  7. Because when I mix Walnut dust and CA it crystalizes (for lack of a better term), then hardens in about the time I mentioned. Use a little less CA and it hardens quicker. Use a little more and it doesn't have the consistency to fill a hole or ding. And I've been doing it for about the same amount of time you have. I've had much better success doing it the way I've described.

    That's why I said that. :D
     
  8. I don't mean to take sides or anything, and I haven't been doing this nearly as long as you guys. But I've tried the Tdog way and it didn't work for me for the same reasons hambone described. That's why I'm using the hambone way and it works perfectly for me. When shaping a neck with a spokeshave on figured woods, it can sometimes take a pretty big bite off that will be hard to level while sanding. I fix this by sanding around the 'hole' and letting the dust accumulate in it. Then put a drop or two of CA and sand a bit more. It virtually disappears when the finish is applied. This has worked for me on many different wood species.
     
  9. Tdog

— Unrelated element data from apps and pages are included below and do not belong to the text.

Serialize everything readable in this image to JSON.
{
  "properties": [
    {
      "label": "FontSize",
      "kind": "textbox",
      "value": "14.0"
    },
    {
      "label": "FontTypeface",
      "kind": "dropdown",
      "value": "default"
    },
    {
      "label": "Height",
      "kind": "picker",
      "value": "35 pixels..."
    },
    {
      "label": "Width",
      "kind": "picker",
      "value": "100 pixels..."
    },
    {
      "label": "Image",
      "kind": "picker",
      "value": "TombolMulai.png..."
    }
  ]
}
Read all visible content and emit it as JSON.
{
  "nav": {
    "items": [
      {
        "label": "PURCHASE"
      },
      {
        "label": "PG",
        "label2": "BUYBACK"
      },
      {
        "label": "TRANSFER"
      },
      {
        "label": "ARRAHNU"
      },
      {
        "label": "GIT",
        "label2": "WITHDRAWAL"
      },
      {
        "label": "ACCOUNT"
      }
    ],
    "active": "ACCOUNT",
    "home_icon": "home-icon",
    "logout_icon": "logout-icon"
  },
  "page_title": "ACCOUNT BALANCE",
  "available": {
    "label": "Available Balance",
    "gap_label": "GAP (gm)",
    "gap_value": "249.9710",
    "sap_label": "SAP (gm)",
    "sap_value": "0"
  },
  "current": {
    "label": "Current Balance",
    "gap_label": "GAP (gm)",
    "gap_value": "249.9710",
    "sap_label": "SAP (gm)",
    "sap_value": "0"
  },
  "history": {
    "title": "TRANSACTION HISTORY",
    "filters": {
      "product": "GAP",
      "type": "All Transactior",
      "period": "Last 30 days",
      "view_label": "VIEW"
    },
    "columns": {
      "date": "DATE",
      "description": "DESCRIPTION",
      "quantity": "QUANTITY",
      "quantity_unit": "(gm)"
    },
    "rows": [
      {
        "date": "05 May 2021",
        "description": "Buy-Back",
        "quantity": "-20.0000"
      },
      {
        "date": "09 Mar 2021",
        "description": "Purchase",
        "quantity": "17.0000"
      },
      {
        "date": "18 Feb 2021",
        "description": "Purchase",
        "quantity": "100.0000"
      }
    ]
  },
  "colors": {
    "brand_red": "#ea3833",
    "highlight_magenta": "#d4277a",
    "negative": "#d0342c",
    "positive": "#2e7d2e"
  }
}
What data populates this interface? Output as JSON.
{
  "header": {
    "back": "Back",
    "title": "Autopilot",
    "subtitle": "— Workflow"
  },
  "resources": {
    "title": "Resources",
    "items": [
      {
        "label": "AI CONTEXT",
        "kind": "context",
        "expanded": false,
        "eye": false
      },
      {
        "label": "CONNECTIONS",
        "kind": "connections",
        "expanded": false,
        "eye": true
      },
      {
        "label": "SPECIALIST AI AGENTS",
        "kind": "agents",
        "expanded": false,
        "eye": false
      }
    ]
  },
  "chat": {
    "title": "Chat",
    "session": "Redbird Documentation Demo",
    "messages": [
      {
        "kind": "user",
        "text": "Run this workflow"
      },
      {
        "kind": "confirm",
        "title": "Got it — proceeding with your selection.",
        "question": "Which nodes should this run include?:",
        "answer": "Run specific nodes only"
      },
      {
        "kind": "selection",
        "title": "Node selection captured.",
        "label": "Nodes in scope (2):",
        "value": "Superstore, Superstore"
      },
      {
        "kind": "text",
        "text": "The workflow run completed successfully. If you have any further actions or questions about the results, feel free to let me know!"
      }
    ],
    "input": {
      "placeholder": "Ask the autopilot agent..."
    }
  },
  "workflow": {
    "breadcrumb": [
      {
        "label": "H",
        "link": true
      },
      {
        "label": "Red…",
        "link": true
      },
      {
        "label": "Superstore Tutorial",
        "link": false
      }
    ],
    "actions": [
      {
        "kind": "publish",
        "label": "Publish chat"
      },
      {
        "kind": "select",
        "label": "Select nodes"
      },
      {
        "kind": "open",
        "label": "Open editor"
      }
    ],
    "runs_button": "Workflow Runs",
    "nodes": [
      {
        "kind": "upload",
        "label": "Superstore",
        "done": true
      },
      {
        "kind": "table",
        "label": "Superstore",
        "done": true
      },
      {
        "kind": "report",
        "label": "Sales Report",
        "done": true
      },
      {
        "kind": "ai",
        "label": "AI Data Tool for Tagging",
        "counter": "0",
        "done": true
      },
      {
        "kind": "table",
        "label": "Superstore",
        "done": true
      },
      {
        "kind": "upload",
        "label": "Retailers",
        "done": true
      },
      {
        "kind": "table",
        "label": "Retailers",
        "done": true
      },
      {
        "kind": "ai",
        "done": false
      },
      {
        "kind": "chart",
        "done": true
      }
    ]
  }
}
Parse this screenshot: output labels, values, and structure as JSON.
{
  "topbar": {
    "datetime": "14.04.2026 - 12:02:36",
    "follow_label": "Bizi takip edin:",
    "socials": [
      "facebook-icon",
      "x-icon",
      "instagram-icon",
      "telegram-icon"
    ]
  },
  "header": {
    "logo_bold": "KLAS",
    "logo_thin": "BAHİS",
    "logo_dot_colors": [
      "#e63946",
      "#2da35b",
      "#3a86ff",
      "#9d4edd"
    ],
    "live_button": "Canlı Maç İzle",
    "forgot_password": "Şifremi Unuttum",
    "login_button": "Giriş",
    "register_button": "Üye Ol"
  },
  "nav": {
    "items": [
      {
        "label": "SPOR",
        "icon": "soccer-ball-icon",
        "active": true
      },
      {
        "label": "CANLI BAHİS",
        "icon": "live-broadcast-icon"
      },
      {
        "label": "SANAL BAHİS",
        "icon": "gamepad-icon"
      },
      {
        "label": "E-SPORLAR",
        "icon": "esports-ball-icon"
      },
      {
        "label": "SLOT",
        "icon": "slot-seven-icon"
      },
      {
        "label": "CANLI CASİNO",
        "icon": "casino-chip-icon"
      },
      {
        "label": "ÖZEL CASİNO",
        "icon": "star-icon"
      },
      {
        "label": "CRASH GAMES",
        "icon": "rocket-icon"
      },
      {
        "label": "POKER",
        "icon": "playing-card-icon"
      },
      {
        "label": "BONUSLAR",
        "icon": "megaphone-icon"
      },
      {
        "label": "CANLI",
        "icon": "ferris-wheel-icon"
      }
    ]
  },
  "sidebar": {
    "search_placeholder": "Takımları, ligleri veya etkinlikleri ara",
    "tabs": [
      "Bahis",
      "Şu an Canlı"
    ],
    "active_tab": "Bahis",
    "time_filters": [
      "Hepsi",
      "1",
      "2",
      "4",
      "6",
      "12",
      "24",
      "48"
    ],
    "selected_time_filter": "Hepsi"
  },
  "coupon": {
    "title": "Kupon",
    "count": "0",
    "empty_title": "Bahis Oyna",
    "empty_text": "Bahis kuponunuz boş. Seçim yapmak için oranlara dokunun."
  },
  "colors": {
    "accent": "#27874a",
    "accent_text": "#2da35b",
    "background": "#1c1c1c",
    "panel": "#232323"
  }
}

    Tdog

    May 18, 2004
    Make the repair anyway you like.....just don't categorically eliminate one method or say that my method doesn't work(it does)because it doesn't work for you. Remember, you are only filling a bug hole! Hell, even laquer burn-in sticks will do the job.
     
  10. T-Dog, you are right and I shouldn't have quoted you when I made my response. I often do include quotes because I want to make sure the reader understands what I'm responding to. I'll fix that. I don't take issue with your experiences. Your's are just as valid as mine - as you've stated. The "you" I was referring to in my post was actually the original poster and not yourself. Your advice about not categorically eliminating one method and choosing another is right but only if one has done both and found one or the other to be insufficient. Neither of us can actually prove what we say is true to the questioner so it's really up to him to make the decision anyway.
     
  11. Nick man

    Nick man

    Apr 7, 2002
    Tampa Bay
    Doesnt CA react with moisture to harden?

    Maybe Tdog lives in an area with very low humidity relative to you guys.